» **Dataset**:
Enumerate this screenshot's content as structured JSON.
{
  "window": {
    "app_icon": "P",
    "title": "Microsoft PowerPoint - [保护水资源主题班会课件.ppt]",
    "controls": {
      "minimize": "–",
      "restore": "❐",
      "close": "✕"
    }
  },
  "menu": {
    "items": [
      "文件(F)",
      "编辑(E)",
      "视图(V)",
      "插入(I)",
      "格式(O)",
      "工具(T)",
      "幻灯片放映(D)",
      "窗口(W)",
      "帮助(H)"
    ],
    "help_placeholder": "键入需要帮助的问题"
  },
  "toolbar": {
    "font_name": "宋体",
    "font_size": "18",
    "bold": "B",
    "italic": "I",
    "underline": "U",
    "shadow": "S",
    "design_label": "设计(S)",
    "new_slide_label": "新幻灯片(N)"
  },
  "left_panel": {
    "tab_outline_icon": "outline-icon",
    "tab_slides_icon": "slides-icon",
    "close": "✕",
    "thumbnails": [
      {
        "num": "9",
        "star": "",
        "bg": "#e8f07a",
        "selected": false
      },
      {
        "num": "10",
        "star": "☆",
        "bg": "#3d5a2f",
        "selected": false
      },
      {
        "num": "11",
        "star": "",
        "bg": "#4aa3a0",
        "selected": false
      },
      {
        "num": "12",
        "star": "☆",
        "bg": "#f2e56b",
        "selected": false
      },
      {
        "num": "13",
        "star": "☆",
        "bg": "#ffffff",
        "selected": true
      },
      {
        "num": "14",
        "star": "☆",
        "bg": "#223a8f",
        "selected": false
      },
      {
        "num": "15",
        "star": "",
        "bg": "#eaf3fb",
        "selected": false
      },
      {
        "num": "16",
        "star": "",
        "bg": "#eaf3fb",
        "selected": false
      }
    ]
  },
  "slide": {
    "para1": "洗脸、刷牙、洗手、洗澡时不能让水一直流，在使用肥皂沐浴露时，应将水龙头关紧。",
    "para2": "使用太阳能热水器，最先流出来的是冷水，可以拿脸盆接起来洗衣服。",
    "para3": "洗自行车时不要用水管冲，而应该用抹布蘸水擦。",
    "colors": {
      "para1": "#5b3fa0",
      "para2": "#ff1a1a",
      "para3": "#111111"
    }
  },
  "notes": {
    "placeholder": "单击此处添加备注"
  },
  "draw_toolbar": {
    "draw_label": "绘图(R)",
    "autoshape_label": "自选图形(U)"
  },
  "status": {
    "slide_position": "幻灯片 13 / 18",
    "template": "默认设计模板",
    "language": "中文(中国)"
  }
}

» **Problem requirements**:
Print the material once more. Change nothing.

» **Written solution**:
Enumerate this screenshot's content as structured JSON.
{
  "window": {
    "app_icon": "P",
    "title": "Microsoft PowerPoint - [保护水资源主题班会课件.ppt]",
    "controls": {
      "minimize": "–",
      "restore": "❐",
      "close": "✕"
    }
  },
  "menu": {
    "items": [
      "文件(F)",
      "编辑(E)",
      "视图(V)",
      "插入(I)",
      "格式(O)",
      "工具(T)",
      "幻灯片放映(D)",
      "窗口(W)",
      "帮助(H)"
    ],
    "help_placeholder": "键入需要帮助的问题"
  },
  "toolbar": {
    "font_name": "宋体",
    "font_size": "18",
    "bold": "B",
    "italic": "I",
    "underline": "U",
    "shadow": "S",
    "design_label": "设计(S)",
    "new_slide_label": "新幻灯片(N)"
  },
  "left_panel": {
    "tab_outline_icon": "outline-icon",
    "tab_slides_icon": "slides-icon",
    "close": "✕",
    "thumbnails": [
      {
        "num": "9",
        "star": "",
        "bg": "#e8f07a",
        "selected": false
      },
      {
        "num": "10",
        "star": "☆",
        "bg": "#3d5a2f",
        "selected": false
      },
      {
        "num": "11",
        "star": "",
        "bg": "#4aa3a0",
        "selected": false
      },
      {
        "num": "12",
        "star": "☆",
        "bg": "#f2e56b",
        "selected": false
      },
      {
        "num": "13",
        "star": "☆",
        "bg": "#ffffff",
        "selected": true
      },
      {
        "num": "14",
        "star": "☆",
        "bg": "#223a8f",
        "selected": false
      },
      {
        "num": "15",
        "star": "",
        "bg": "#eaf3fb",
        "selected": false
      },
      {
        "num": "16",
        "star": "",
        "bg": "#eaf3fb",
        "selected": false
      }
    ]
  },
  "slide": {
    "para1": "洗脸、刷牙、洗手、洗澡时不能让水一直流，在使用肥皂沐浴露时，应将水龙头关紧。",
    "para2": "使用太阳能热水器，最先流出来的是冷水，可以拿脸盆接起来洗衣服。",
    "para3": "洗自行车时不要用水管冲，而应该用抹布蘸水擦。",
    "colors": {
      "para1": "#5b3fa0",
      "para2": "#ff1a1a",
      "para3": "#111111"
    }
  },
  "notes": {
    "placeholder": "单击此处添加备注"
  },
  "draw_toolbar": {
    "draw_label": "绘图(R)",
    "autoshape_label": "自选图形(U)"
  },
  "status": {
    "slide_position": "幻灯片 13 / 18",
    "template": "默认设计模板",
    "language": "中文(中国)"
  }
}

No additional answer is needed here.